What is really interesting, from an art perspective, is the lack of coverage [so far] in the art press. When assessing the work of Jeremy Dean, the art world would be wise to take a tip from the film world. Conventional wisdom said Jeremy could not, as a first time film maker, make a documentary about race, not one that could be nominated for an NAACP Image Award. Dare Not Walk Alone did not win that award, but it did get a theatrical release, positive reviews in national press, a spot in Walmart's catalog and, on Tuesday night, there was an Oscar-winning actor in the front row for the screening at the Skirball Community Center in L.A. Immediately after the screening the actor walked up to Jeremy, shook his hand, and said: "Great Film!"

Footnote: Jeremy's art has been mentioned on the influential art blog EAGEAGEAG but I confess it was me that did the mentioning. (Who am I to talk about art? Well not that it really matters, but I do have a minor in Fine Art from the University of Leeds. I started a Master's degree thesis on Hegel's Aethestics at McMaster University and a doctoral thesis on William Blake's Notes on Laoco├Ân. However, don't take my word for any of this "what is art?" stuff, check out the New York gallery show in March and decide for yourself.)

Technology for Haiti's Recovery: OLPC reaches out to G1G1 supporters

If you've been reading this blog for years (and some people have, seriously) then you may recall how excited I was when the One Laptop Per Child program starting shipping its cool XO machines to developing countries. Back at the end of 2007 my wife and I participated in the Give One, Get One program which resulted in tens of thousands of XO laptops being donated to places like Rwanda, Ethiopia, Mongolia, and Cambodia.

Referred to as G1G1, program participants paid for the purchase of two XO machines, one of which was donated, the other sent to us for exploration, edification, etc.

Well, after the earthquake in Haiti, OLPC put out a call to all G1G1 supporters to ask for any unused XO machines to be donated to Haiti. Below is the email sent by Nicholas Negroponte, the OLPC movement's founder and driving force. Obviously Mr. Negroponte knows geeks pretty well. We were excited to get our laptop. We checked out the software and began to experiment with it, but then real life got in the way and "Do stuff with the XO" moved down the things-to-do list. I suspect many G1G1 supporters can relate to that. So, we are sending our XO to Haiti, per the instructions in the email, happy to think that in some small way this will help with the rebuilding of the country and the shaping of its future.

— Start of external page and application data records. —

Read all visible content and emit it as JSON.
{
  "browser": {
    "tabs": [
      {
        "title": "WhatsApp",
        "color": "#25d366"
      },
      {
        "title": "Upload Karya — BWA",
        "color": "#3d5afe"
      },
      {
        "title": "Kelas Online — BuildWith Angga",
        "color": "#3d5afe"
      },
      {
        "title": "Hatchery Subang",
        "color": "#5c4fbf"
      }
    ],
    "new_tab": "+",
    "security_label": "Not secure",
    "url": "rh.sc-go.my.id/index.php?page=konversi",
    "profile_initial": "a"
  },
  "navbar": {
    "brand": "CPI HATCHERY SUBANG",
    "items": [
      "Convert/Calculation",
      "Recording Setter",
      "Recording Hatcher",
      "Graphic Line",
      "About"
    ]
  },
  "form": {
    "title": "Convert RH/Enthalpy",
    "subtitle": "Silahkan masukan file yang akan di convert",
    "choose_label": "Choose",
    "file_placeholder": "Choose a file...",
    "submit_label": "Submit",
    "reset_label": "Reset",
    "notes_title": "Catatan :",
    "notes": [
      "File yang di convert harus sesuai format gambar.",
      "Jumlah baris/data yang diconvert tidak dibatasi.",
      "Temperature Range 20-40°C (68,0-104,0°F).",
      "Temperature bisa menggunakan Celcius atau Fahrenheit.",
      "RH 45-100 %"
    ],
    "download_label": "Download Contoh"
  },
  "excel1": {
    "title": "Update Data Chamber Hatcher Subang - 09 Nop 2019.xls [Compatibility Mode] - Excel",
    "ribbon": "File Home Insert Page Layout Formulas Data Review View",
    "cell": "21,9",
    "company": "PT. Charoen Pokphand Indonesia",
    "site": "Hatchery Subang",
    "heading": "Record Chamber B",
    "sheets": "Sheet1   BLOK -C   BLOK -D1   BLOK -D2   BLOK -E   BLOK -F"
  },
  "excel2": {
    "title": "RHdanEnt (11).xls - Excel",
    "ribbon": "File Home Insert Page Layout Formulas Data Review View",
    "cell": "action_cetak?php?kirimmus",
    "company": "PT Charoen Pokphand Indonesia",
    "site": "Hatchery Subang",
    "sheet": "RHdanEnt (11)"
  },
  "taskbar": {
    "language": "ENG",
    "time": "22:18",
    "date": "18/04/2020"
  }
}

I am blogging this and including the email because I know something about geeks as well. Some of use go through email addresses like...hmmm...words fail me here...but my point is, you might not be getting email from the address you supplied when you participated in G1G1 program. And you might have missed this:

Dear G1G1er,

At the end of 2007 you participated in the Give One Get One program of One Laptop per Child (OLPC). Thanks to you and others like you, 75,000 laptops went to Rwanda, Ethiopia, Mongolia, Cambodia, Oceania, the West Bank, and Haiti.

An additional 75,000 laptops came into the USA as part of the "get" side of the equation. In some cases those laptops have since been put into closets for one reason or another.

We are gathering additional used XO laptops to send to Haiti. If you or the child to whom you gave the laptop is no longer using it, we appeal again to your generosity and ask you to send it to the address below (even if it is broken).

OLPC FOR HAITI c/o Exel
615 Westport Parkway #500
Grapevine, TX 76051

75% of the schools in Port-au-Prince have been destroyed in the recent earthquake, but by good fortune, none of our Haitian team was hurt. They have spare parts and OLPC technical staff and teachers, and stand prepared to deploy these XOs.

Because of the XO's unique features (sunlight readability, solar powered, water resistant, drop proof), it is also an ideal tool for relief work. If your XO is in use, please ignore this email. We only want your broken or unused XOs.

Sincerely,

Nicholas Negroponte